According to a report by Al-Shahed daily, “Farwaniya Security Director Brigadier Saleh Al-Enezi has ordered to shave the heads of molesters and harassers to serve as a deterrent for others. According to security sources, several complaints were lodged by families about facing harassment by youths in public markets and commercial malls. Brigadier Al-Enezi then ordered to deploy security teams in popular markets and malls to catch such youths and shave their heads as punishment.

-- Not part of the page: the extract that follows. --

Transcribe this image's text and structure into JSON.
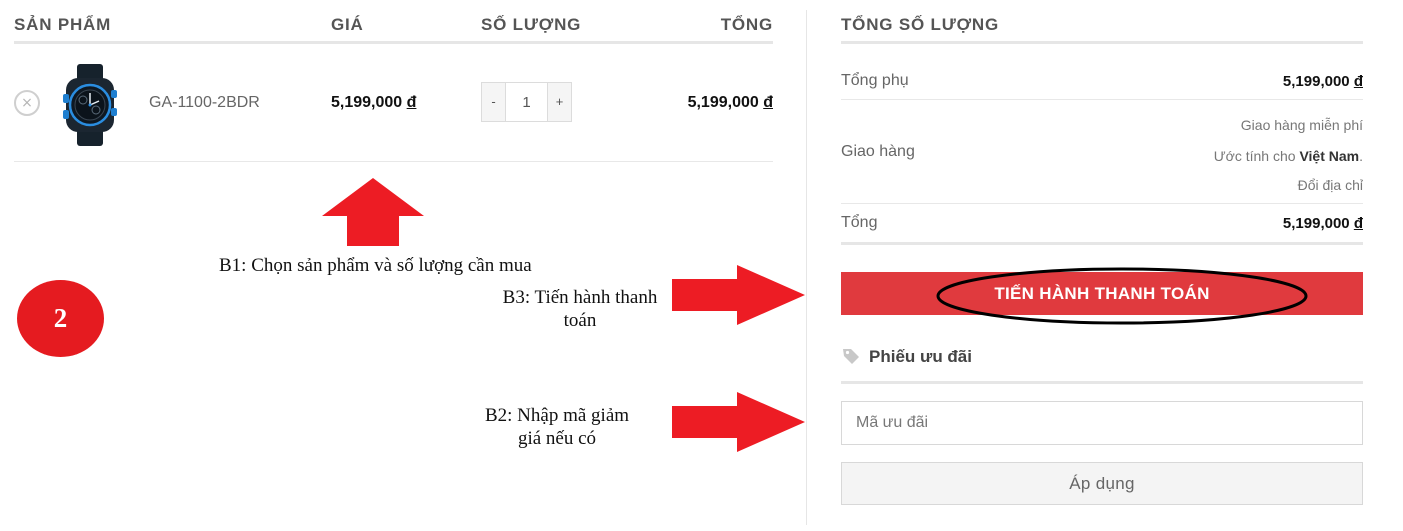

They revealed that this decision was applied on some teenagers who were caught misbehaving in a popular mall in Al-Rai area” (Feb 5, 2016). Whether the recent report about the shaving of eveteasers’ heads is accurate or otherwise, the problem of eveteasing seems to happen only in Middle Eastern societies! According to Wikipedia, eveteasing is “a form of sexual aggression that ranges in severity from sexually suggestive remarks, brushing in public places and catcalls to outright groping.” European laws categorize any form of eveteasing as sexual harassment.
However, I have always wondered whether the influx of asylum seekers would change the face of Europe over time! In fact, when one reflects about the recent sexual harassment crimes committed in Cologne, Germany, one wonders whether we will witness the rise of other “imported” types of Middle Eastern crimes.
In other words, accepting an unprecedented influx of mostly economic migrants into Western societies is a mixed package. In addition to facing great difficulties in assimilating the newly arrived into the mainstream Western culture, European governments for example, need to tackle new kinds of social problems, created by the presence of so many non-European individuals, some of whom might not adhere to local laws and regulations.
It is sometimes difficult however for a typical Western mind to understand fully the implications of eveteasing in the ME. For instance, in Western democratic societies, sexually harassing women in private or public places is a punishable crime.
However, in the Middle East, there is a general tendency to use sometimes euphemisms to describe some anti-women behaviors. For example, some media coverage in some parts of the Arab world tend to rephrase sexually harassing women in public through insisting on describing such behaviors as “eve-teasing,” a rewording used to cover the horrible realities of such sexual crimes.
The recent sexual crimes allegedly committed by some Arab or ME asylum seekers in Cologne (Germany) may perhaps reveal a deeper Middle-Eastern psychological problem: the inability or perhaps the unwillingness of some migrants to adjust and adapt to the mainstream European standard behaviors of civil conduct.
By Khaled Aljenfawi